One aspect of veterinary behavioral therapy is the use of psychotropic drugs to control behavior. To set the context for my
comments, I am not a veterinarian. I do not claim any direct working knowledge of these drugs – but I routinely work with
animals who do. Specifically, this presentation is not about abandoning or curtailing the use of chemical therapy for treating
behavior problems. Diagnosis and treatment with psychotropic drugs is often the key to a dog's sustained mental health. The
goal of this presentation is to offer a different perspective and potential solutions that dovetail standard medical diagnosis
About six years ago I received a promo package for a drug billed as a "doggie anti-Alzheimer's drug. The packet came complete
with a foam rubber model of a human brain with the name of the drug silk screened on the side. Inside were pages and pages
of data and testimonials of professionals claiming the efficacy of the drug. The drug is currently manufactured, marketed
and prescribed for the condition of Canine Cognitive Disorder AKA Canine Cognitive Dysfunction. (Also abbreviated CDS for
Cognitive Dysfunction Syndrome.) I present this information as a critique of some of the difficulties that exist in implementing
a healthy balance between drug and training solutions to behavior problems. These were the questions and thoughts that first
occurred to me while examining the company's best shot at selling their product.
First, the pharmaceutical company plainly states in their literature that the drug should be used in conjunction with a "behavioral
program." What they mean by a behavioral program is unknown. No actual program is described or cited in the literature. There
is no indication that any training or behavior program was used to justify this recommendation. A logical assumption is that
the drug wasn't fully effective by itself and that someone guessed that a training program might make it work. (The same is
true of the drug most commonly used for behavioral problems by veterinarians. i.e. The manufacturer's website, as of February,
2007, states plainly that a behavioral program is needed to achieve effectiveness but no program is described or cited.)
The claims of efficacy in the literature were not based on a traditional double-blind trial. Instead, the claims of effectiveness
were based on owner responses only. Once the numbers were crunched, there was a mere 15% perception of improvement in the
dog's condition based on owner response. This perceived improvement is not particularly significant and was not balanced
by any reported attempts to control the dog's behavior without the drug.
Alzheimer's Disease, in humans, is accompanied by observable degeneration of brain tissue in particular areas. A CT scan
will yield tangible evidence that leads to correct diagnosis. If a similar decay of brain tissue is connected to CCD then
prescribing the drug should be based on objective findings, not the owner's impressions. Efficacy of the drug must them be
evaluated by several criteria, including whether it arrests physical damage or and/or promotes healing.
Drugs cost money. Many owners have their finances tapped by neurological exams and medication. If behavioral treatment is
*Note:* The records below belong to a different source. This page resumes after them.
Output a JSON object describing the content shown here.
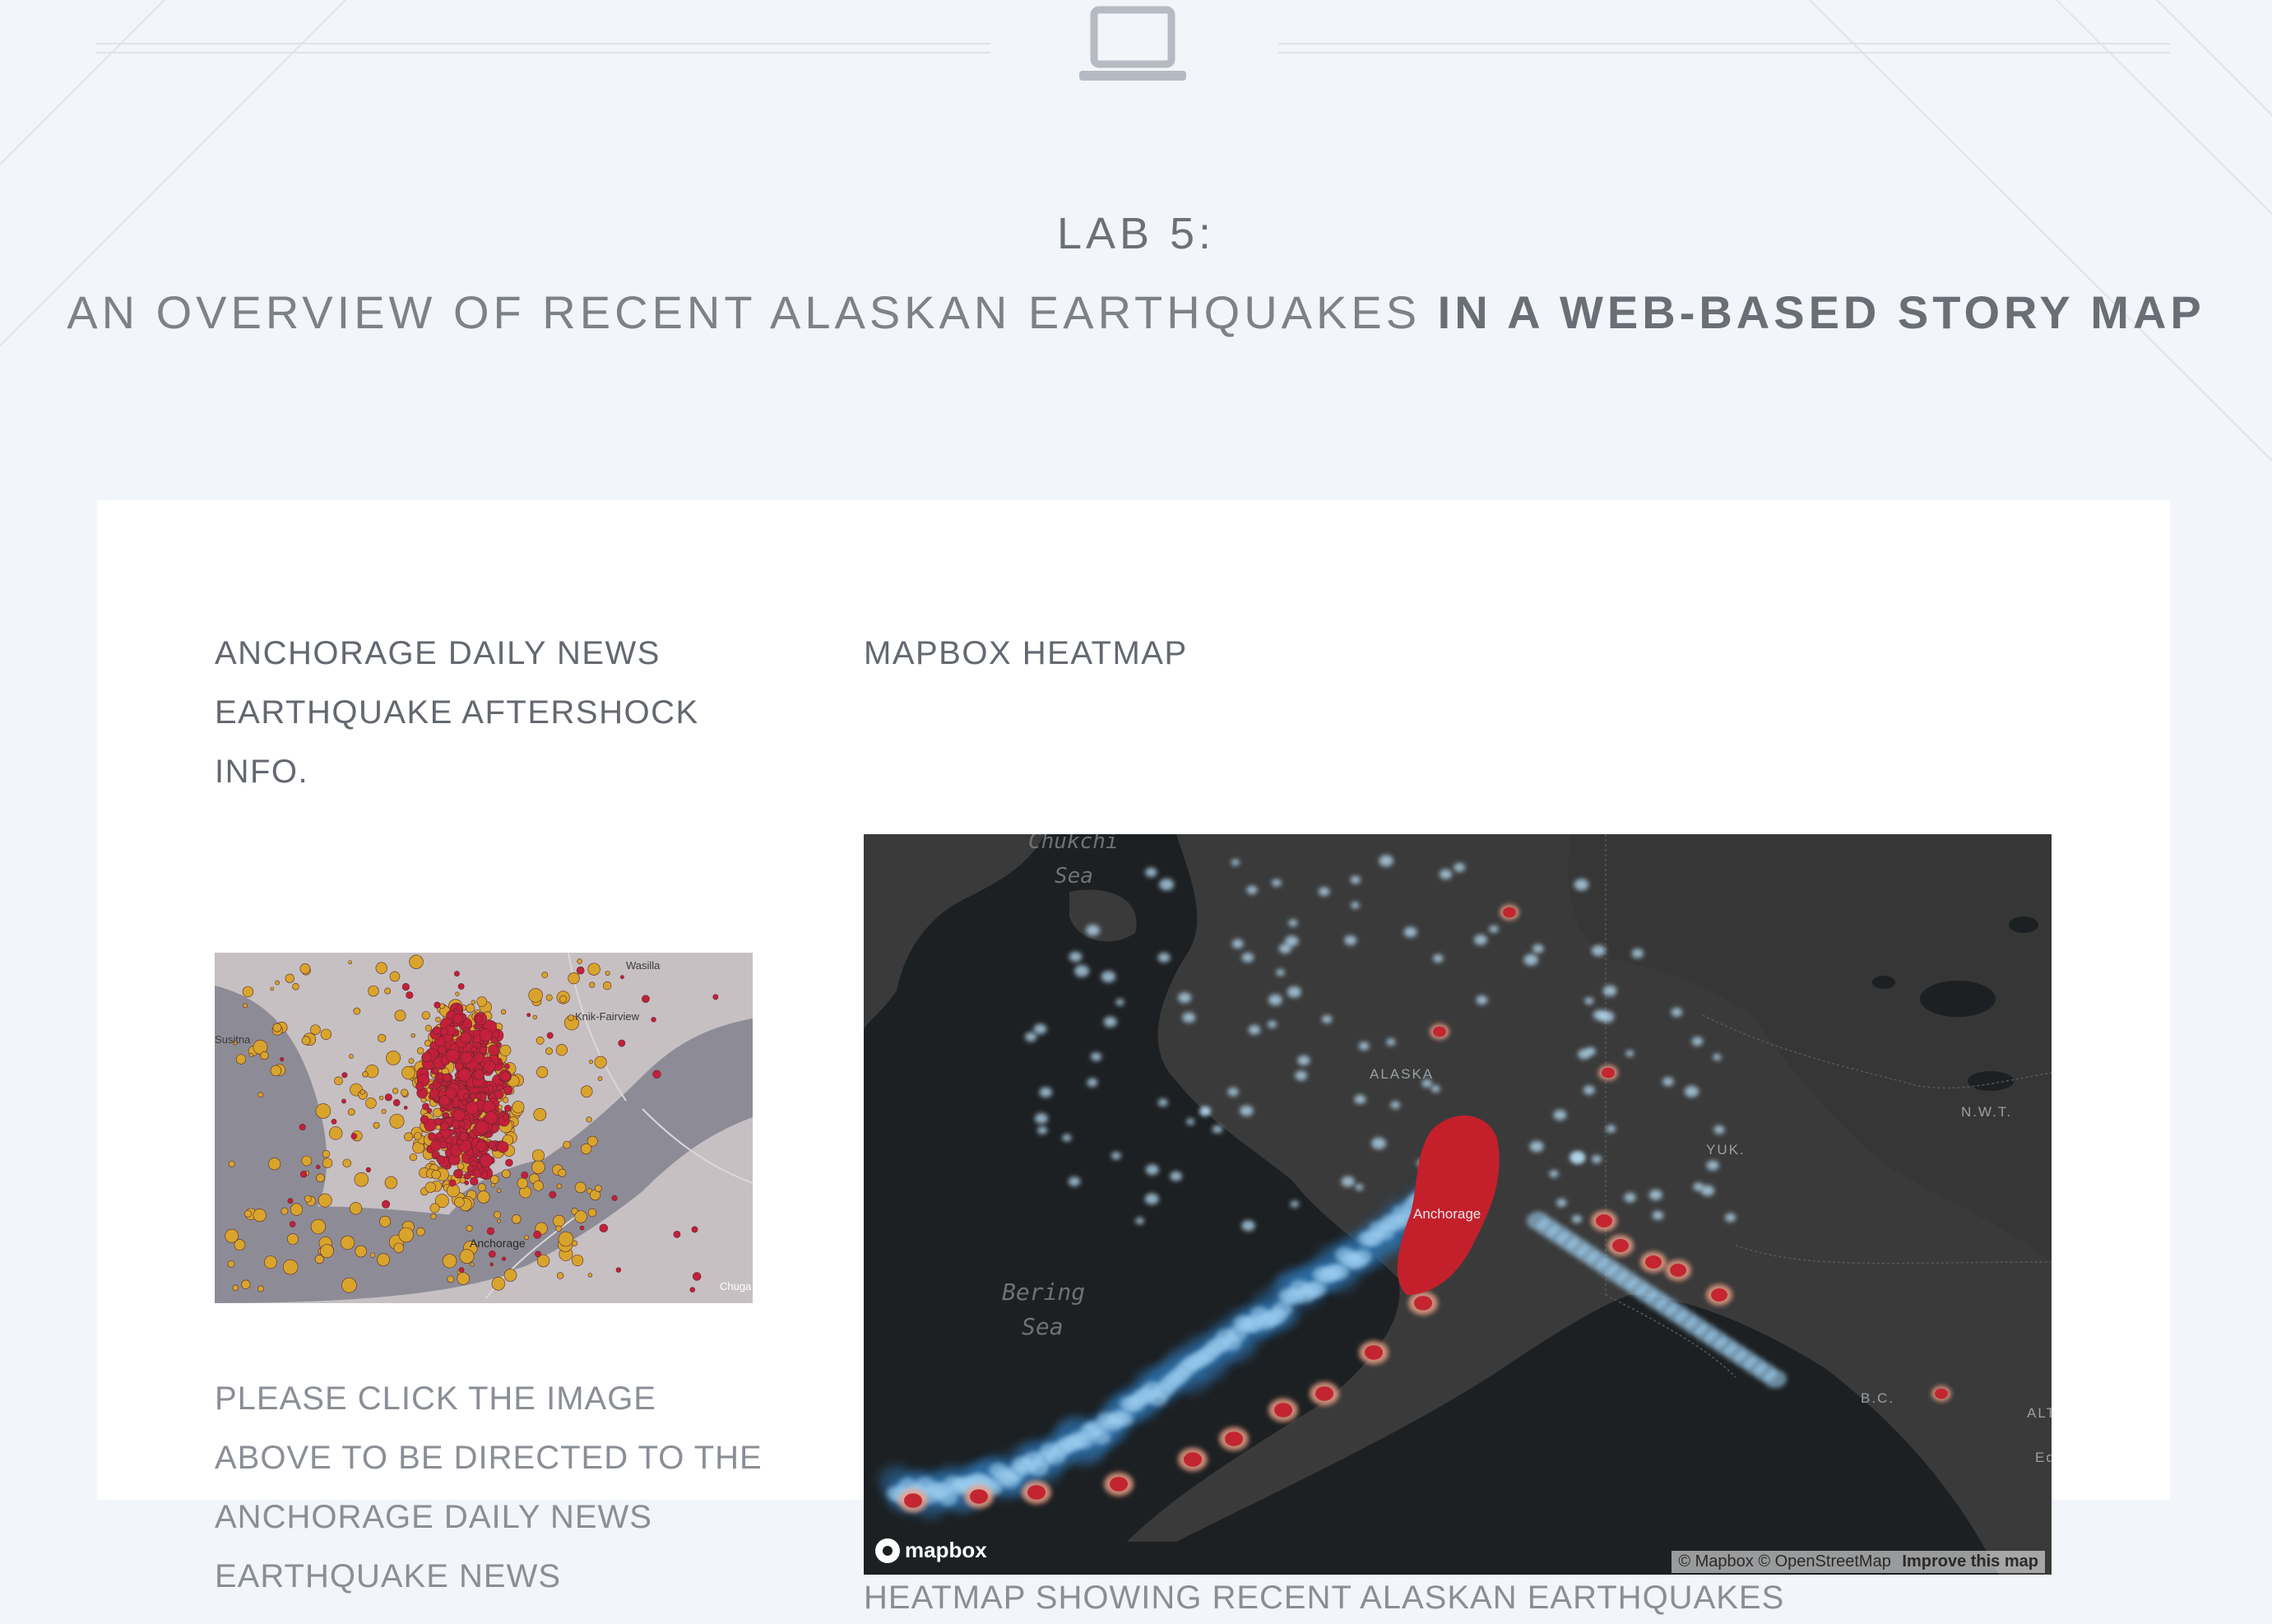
{
  "header": {
    "icon": "laptop-icon",
    "title_line1": "LAB 5:",
    "title_light": "AN OVERVIEW OF RECENT ALASKAN EARTHQUAKES",
    "title_bold": "IN A WEB-BASED STORY MAP"
  },
  "left_section": {
    "heading_lines": [
      "ANCHORAGE DAILY NEWS",
      "EARTHQUAKE AFTERSHOCK",
      "INFO."
    ],
    "image_labels": {
      "wasilla": "Wasilla",
      "knik": "Knik-Fairview",
      "susitna": "Susitna",
      "anchorage": "Anchorage",
      "chugach": "Chuga"
    },
    "note_lines": [
      "PLEASE CLICK THE IMAGE",
      "ABOVE TO BE DIRECTED TO THE",
      "ANCHORAGE DAILY NEWS",
      "EARTHQUAKE NEWS"
    ]
  },
  "right_section": {
    "heading": "MAPBOX HEATMAP",
    "map": {
      "labels": {
        "chukchi": "Chukchi",
        "chukchi_sea": "Sea",
        "bering": "Bering",
        "bering_sea": "Sea",
        "alaska": "ALASKA",
        "anchorage": "Anchorage",
        "yukon": "YUK.",
        "nwt": "N.W.T.",
        "bc": "B.C.",
        "alta": "ALT",
        "edm": "Ed"
      },
      "logo": "mapbox",
      "attribution": "© Mapbox © OpenStreetMap",
      "improve_link": "Improve this map"
    },
    "caption": "HEATMAP SHOWING RECENT ALASKAN EARTHQUAKES"
  }
}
added as an expense, many pet owners become unable to cover the long term cost of drugs and the short term cost of training.
If the behavioral treatment is integral to the drug's effectiveness it should be arranged by the veterinarian prescribing
the medication. This allows for the veterinarian to monitor and control the procedure and track the treatment.
Symptoms of the disorder/dysfunction/syndrome include staring into space and housetraining issues. These are behaviors (or
lack of them) that are easily tested using simply operant and respondent conditioning protocols. For instance, as the dog
stands blankly looking into space, say "Where's the kitty?" or some other phrase that has previously excited a response. No
such protocols were reported by the drug company. Additionally, the many websites that are now devoted to this burgeoning
condition/syndrome/dysfunction don't list operant tests that might indicate other than chemical treatment. Instead of specific
recommendations, general suggestions abound, like "do more training" and "increase exercise levels."
General psychotropic drug treatment
Several drugs are currently being used to control unacceptable behavior. Some of these drugs influence maladies that are the
result of neurological dysfunction. However, some dogs are given psychotropic drugs without a clear indication that a brain
malfunction is the cause of the problem or that the specific chemicals contained in the drug have a connection to that brain
function. For instance, giving a dog Prozac or Valium as a first solution to excessive barking at the door is a questionable
practice. Barking uncontrollably at the doorbell is a normally occurring behavior in the vast majority of indoor dogs. It
is also easily controlled through operant and respondent conditioning protocols. (see later in this paper) To illustrate
the problem of making pharmaceutical solutions a first line of treatment, I offer the following.